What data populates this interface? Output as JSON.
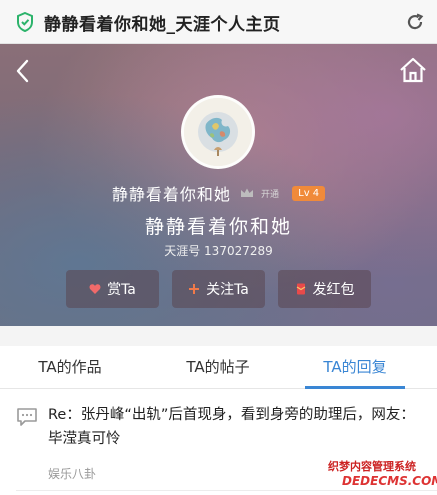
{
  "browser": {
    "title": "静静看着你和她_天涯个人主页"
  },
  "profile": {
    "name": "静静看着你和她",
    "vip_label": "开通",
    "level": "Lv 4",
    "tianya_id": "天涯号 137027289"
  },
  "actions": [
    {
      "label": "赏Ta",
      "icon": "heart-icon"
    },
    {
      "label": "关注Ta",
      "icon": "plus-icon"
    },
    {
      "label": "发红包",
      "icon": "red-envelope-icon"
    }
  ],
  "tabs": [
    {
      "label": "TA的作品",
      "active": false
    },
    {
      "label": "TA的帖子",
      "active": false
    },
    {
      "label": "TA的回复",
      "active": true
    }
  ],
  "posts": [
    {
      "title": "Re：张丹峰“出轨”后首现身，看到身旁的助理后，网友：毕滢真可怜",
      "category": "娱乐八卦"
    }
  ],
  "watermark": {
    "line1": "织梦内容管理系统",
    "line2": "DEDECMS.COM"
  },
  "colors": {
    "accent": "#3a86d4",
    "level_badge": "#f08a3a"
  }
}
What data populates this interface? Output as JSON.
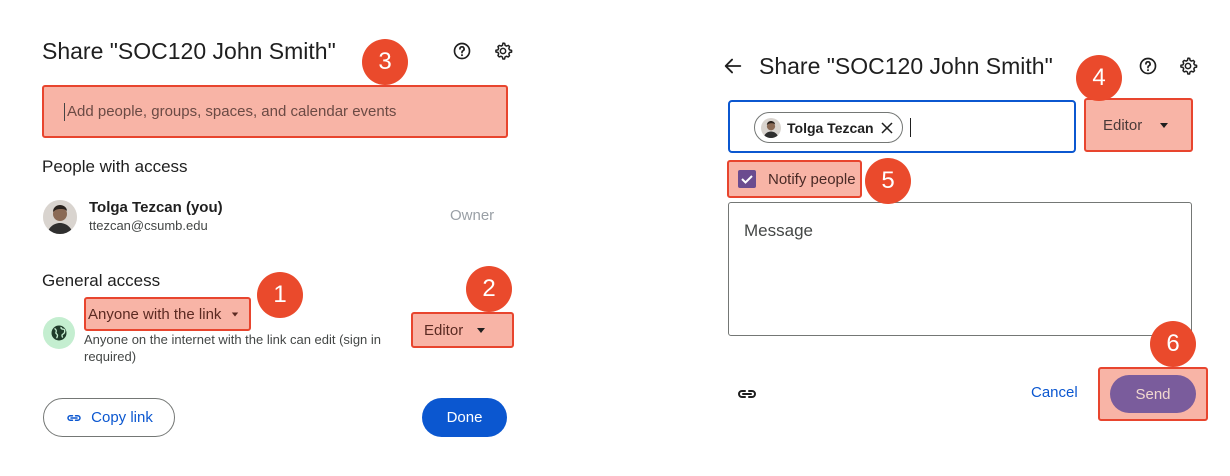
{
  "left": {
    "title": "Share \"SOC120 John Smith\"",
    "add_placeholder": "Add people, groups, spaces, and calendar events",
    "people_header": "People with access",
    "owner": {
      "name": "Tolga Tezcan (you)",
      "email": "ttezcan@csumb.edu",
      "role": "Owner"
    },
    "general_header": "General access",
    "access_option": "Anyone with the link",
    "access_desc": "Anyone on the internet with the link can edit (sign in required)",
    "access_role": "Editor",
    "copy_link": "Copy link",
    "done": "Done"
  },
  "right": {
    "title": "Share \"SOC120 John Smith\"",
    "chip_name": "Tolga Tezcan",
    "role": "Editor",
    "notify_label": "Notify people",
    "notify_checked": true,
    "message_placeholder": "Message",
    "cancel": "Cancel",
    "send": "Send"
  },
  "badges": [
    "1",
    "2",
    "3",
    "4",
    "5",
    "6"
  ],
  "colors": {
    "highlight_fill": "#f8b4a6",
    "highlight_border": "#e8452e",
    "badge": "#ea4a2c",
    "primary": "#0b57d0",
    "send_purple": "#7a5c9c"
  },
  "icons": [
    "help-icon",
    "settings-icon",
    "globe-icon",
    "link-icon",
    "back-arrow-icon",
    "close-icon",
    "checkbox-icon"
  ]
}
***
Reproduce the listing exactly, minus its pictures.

§ WRITTEN REPLY
What data populates this interface? Output as JSON.
{
  "browser": {
    "title": "静静看着你和她_天涯个人主页"
  },
  "profile": {
    "name": "静静看着你和她",
    "vip_label": "开通",
    "level": "Lv 4",
    "tianya_id": "天涯号 137027289"
  },
  "actions": [
    {
      "label": "赏Ta",
      "icon": "heart-icon"
    },
    {
      "label": "关注Ta",
      "icon": "plus-icon"
    },
    {
      "label": "发红包",
      "icon": "red-envelope-icon"
    }
  ],
  "tabs": [
    {
      "label": "TA的作品",
      "active": false
    },
    {
      "label": "TA的帖子",
      "active": false
    },
    {
      "label": "TA的回复",
      "active": true
    }
  ],
  "posts": [
    {
      "title": "Re：张丹峰“出轨”后首现身，看到身旁的助理后，网友：毕滢真可怜",
      "category": "娱乐八卦"
    }
  ],
  "watermark": {
    "line1": "织梦内容管理系统",
    "line2": "DEDECMS.COM"
  },
  "colors": {
    "accent": "#3a86d4",
    "level_badge": "#f08a3a"
  }
}
What data populates this interface? Output as JSON.
{
  "left": {
    "title": "Share \"SOC120 John Smith\"",
    "add_placeholder": "Add people, groups, spaces, and calendar events",
    "people_header": "People with access",
    "owner": {
      "name": "Tolga Tezcan (you)",
      "email": "ttezcan@csumb.edu",
      "role": "Owner"
    },
    "general_header": "General access",
    "access_option": "Anyone with the link",
    "access_desc": "Anyone on the internet with the link can edit (sign in required)",
    "access_role": "Editor",
    "copy_link": "Copy link",
    "done": "Done"
  },
  "right": {
    "title": "Share \"SOC120 John Smith\"",
    "chip_name": "Tolga Tezcan",
    "role": "Editor",
    "notify_label": "Notify people",
    "notify_checked": true,
    "message_placeholder": "Message",
    "cancel": "Cancel",
    "send": "Send"
  },
  "badges": [
    "1",
    "2",
    "3",
    "4",
    "5",
    "6"
  ],
  "colors": {
    "highlight_fill": "#f8b4a6",
    "highlight_border": "#e8452e",
    "badge": "#ea4a2c",
    "primary": "#0b57d0",
    "send_purple": "#7a5c9c"
  },
  "icons": [
    "help-icon",
    "settings-icon",
    "globe-icon",
    "link-icon",
    "back-arrow-icon",
    "close-icon",
    "checkbox-icon"
  ]
}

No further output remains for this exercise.